- In September, Microsoft committed $75 million through its YouthSpark program, already a $500 million effort.
- Google, which has been putting funding toward getting more girls coding, will invest $23 million and emphasize women and minorities in tech.
- Cartoon Network is launching a $30 million initiative to engage young people in coding through MIT’s Scratch and lending some of its cartoon characters.
- Salesforce.org will invest $13 million for CS and STEM education, including improving broadband access in K-12 schools.
- Facebook, Apple, and Mozilla will offer various resources to improve access to coding education.
Obama’s commitments combined with the support from industry serves a couple of purposes. First, it does actually fund education programs. Second, it starts to build a base of advocates to make this an issue for the country in the future. If Obama can’t advance his programs, maybe the next president can.
Microsoft’s Brad Smith blogged about the initiative, emphasizing that government funding will eventually need to come around in a big way on this, invoking the American history of post-Sputnik education investment.
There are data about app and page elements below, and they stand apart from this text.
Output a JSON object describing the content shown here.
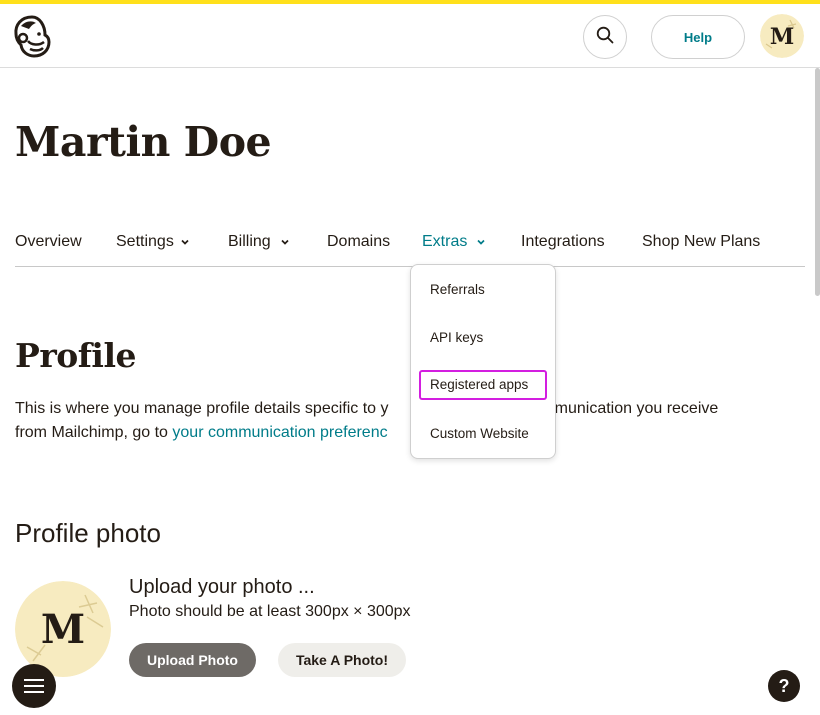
{
  "header": {
    "help_label": "Help",
    "avatar_letter": "M",
    "icons": {
      "logo": "mailchimp-logo-icon",
      "search": "search-icon"
    }
  },
  "page": {
    "title": "Martin Doe"
  },
  "nav": {
    "items": [
      {
        "label": "Overview",
        "has_chevron": false,
        "active": false
      },
      {
        "label": "Settings",
        "has_chevron": true,
        "active": false
      },
      {
        "label": "Billing",
        "has_chevron": true,
        "active": false
      },
      {
        "label": "Domains",
        "has_chevron": false,
        "active": false
      },
      {
        "label": "Extras",
        "has_chevron": true,
        "active": true
      },
      {
        "label": "Integrations",
        "has_chevron": false,
        "active": false
      },
      {
        "label": "Shop New Plans",
        "has_chevron": false,
        "active": false
      }
    ]
  },
  "dropdown": {
    "items": [
      {
        "label": "Referrals",
        "highlighted": false
      },
      {
        "label": "API keys",
        "highlighted": false
      },
      {
        "label": "Registered apps",
        "highlighted": true
      },
      {
        "label": "Custom Website",
        "highlighted": false
      }
    ]
  },
  "profile": {
    "heading": "Profile",
    "desc_line1": "This is where you manage profile details specific to y",
    "desc_line1_end": "t communication you receive",
    "desc_line2": "from Mailchimp, go to ",
    "desc_link": "your communication preferenc"
  },
  "photo": {
    "heading": "Profile photo",
    "avatar_letter": "M",
    "upload_title": "Upload your photo ...",
    "upload_sub": "Photo should be at least 300px × 300px",
    "upload_button": "Upload Photo",
    "take_button": "Take A Photo!"
  },
  "footer": {
    "help_button": "?",
    "menu_icon": "hamburger-menu-icon"
  },
  "colors": {
    "accent": "#007c89",
    "brand_yellow": "#ffe01b",
    "dark": "#241c15",
    "highlight": "#d31ee0"
  }
}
“(T)he private sector and philanthropy cannot fill this gap without public funding. And if we’re going to accelerate progress as a nation, we need federal funding. That’s why today’s proposal is so important. It can provide the accelerant to help more states and school districts progress more quickly,” he writes.
While federal funding for this work is a big part of the proposal, the momentum Obama and the tech partners seek also involves getting states and cities to make this a priority. After all, federal funding is a relatively small part of education funding, so even the president’s $4 billion would still basically be a push to get a bigger ball rolling.
Why the sense of urgency? Even if you don’t buy the STEM crisis, which is being challenged a lot lately, it’s tough to deny that computer science should be a more pervasive part of K-12 education. If nothing else, more widespread computer education in schools is necessary to break up the white-dude hegemony in the tech industry. But computer science is also going to be a part of an increasing number of non-STEM jobs, and if these players have their way, it will become a core part of schooling.